Via is launching a new product designed to help cities plan how on-demand rides and fixed route transit, like buses and subways, can work together. This is the first time since Via acquired startup Remix in March that the company is offering a product that combines Remix’s collaborative mapping and transit-planning tools with its own on-demand transit data.
Until now, Via would offer Remix’s services analyzing data to help cities plan out things like public transportation services or where to build a new bike lane. Adding this tool to the mix allows cities to model which routes can be replaced with flexible ride-sharing services and which ones would benefit from increased bus or light rail service. The new software is already being beta tested in nearly a dozen cities, where planners are able to evaluate a city’s metro or bus network based on ridership, demographics and service quality while simultaneously determining potential zones for ride-sharing services.
Via says its on-demand planning tool is the first product that truly helps cities visualize how on-demand services, such as those offered by companies like Via, RideCo, Treepz or Swvl, can become part of the public transit system. While the new tool is currently focused on ways to implement shared rides, it’s easy to imagine expanding the services to include things like micromobility zone planning.
“Previously, on-demand was kind of in its own world, siloed into special projects, and then fixed route was the purview of typical strategic planning teams,” founder and SVP of Remix by Via Tiffany Chu told TechCrunch. “Now, we’re going to be combining those two worlds together to more holistically help cities understand the allocation of resources before implementation.”
Over the years, Remix has received hundreds of product requests for this type of tool, particularly from rural agencies or second-tier cities that don’t have a public transit system that’s robust enough to handle the city’s mobility needs, according to Chu. As cities try to reach their carbon emissions goals, they are on the lookout for ways to get communities with high car ownership to mode shift.
The on-demand planning tool’s smart algorithm relies on data like demographics, population density, job makeup, car ownership status, geography and land use to help cities evaluate where it makes the most sense to deploy a flexible system in the context of what public transit they already have. The goal is by no means to cannibalize public transit, but rather to enhance it, according to Chu.
An agency’s interaction with the tool is fairly simple. A city planner draws a zone on a map, which immediately populates relevant statistics based on data from existing flexible and on-demand services around the world, including Via’s over 500 global partnerships and nearly 100 million rides with Remix’s intelligent transport planning software.
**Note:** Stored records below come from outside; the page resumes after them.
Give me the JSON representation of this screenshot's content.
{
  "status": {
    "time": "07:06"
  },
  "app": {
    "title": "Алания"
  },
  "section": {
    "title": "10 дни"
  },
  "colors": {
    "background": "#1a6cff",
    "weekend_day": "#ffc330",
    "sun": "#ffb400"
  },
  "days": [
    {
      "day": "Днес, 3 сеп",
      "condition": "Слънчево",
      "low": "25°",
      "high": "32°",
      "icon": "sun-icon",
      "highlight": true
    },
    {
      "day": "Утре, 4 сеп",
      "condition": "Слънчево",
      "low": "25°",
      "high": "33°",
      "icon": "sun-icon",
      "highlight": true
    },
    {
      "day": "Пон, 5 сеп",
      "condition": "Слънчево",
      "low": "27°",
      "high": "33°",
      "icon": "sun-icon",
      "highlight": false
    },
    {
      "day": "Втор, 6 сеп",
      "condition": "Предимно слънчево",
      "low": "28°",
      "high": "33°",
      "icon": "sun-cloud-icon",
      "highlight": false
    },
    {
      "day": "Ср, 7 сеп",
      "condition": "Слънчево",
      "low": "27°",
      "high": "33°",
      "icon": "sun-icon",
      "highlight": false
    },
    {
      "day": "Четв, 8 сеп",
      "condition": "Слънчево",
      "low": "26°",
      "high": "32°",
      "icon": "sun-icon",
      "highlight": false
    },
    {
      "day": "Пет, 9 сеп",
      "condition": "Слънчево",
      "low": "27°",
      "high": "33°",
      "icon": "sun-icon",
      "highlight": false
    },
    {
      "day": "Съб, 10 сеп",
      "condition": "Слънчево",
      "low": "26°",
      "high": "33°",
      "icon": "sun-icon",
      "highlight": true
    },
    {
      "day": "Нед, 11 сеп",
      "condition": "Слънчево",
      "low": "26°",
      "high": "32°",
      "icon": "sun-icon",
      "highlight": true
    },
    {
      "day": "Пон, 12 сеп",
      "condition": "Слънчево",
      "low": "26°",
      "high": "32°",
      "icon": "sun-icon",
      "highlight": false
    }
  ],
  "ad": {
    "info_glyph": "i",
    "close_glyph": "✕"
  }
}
“And you can say, ‘If we have the budget for 10 vehicles, what would the waiting time be?’ Or if you want to say, ‘I want to ensure a five-minute wait time for an on-demand service, maybe that tells me I’m going to need 15 vehicles instead of 10,'” said Chu. “It helps you be very logical about your resources as opposed to this hand-wavy planning that was previously how a lot of these on-demand zones were planned.”
In Seattle, Via has been working with the King County Metro to plan transit that links commuters with the fairly new light rail service that runs north to south, and soon, east to west. The county wants to help people get to the train service without necessarily constructing huge parking structures next to the stations, so it’s been partnering with Via to determine the best way to deploy on-demand zones around all of the new light rail station openings.
“Overall, on-demand planning was super helpful as a starting point for understanding where to draw our service areas and how much service we can provide with our current budget,” said innovative mobility senior planner Casey Gifford in a statement. “As a non-service planner, I was able to draft proposals and have data-driven, educated conversations with my service planning colleagues.”
Miami-Dade County has been working with Remix for the past two years to redesign its whole transit network, which means there will be cuts to lower performing fixed routes that were only servicing a handful of people.
“I sat down next to the director and drew an on-demand zone to substitute a low-performing fixed route,” said Carlos Cruz-Casas, assistant director of Miami-Dade County’s Department of Transportation, in a statement. “I was able to show that with the same number of vehicles, we can offer better service and save resources that could be reallocated into increasing fixed-route frequency on higher demand routes.”
This article previously referred to the new on-demand planning tool as Remix’s, which is a subsidiary of Via’s.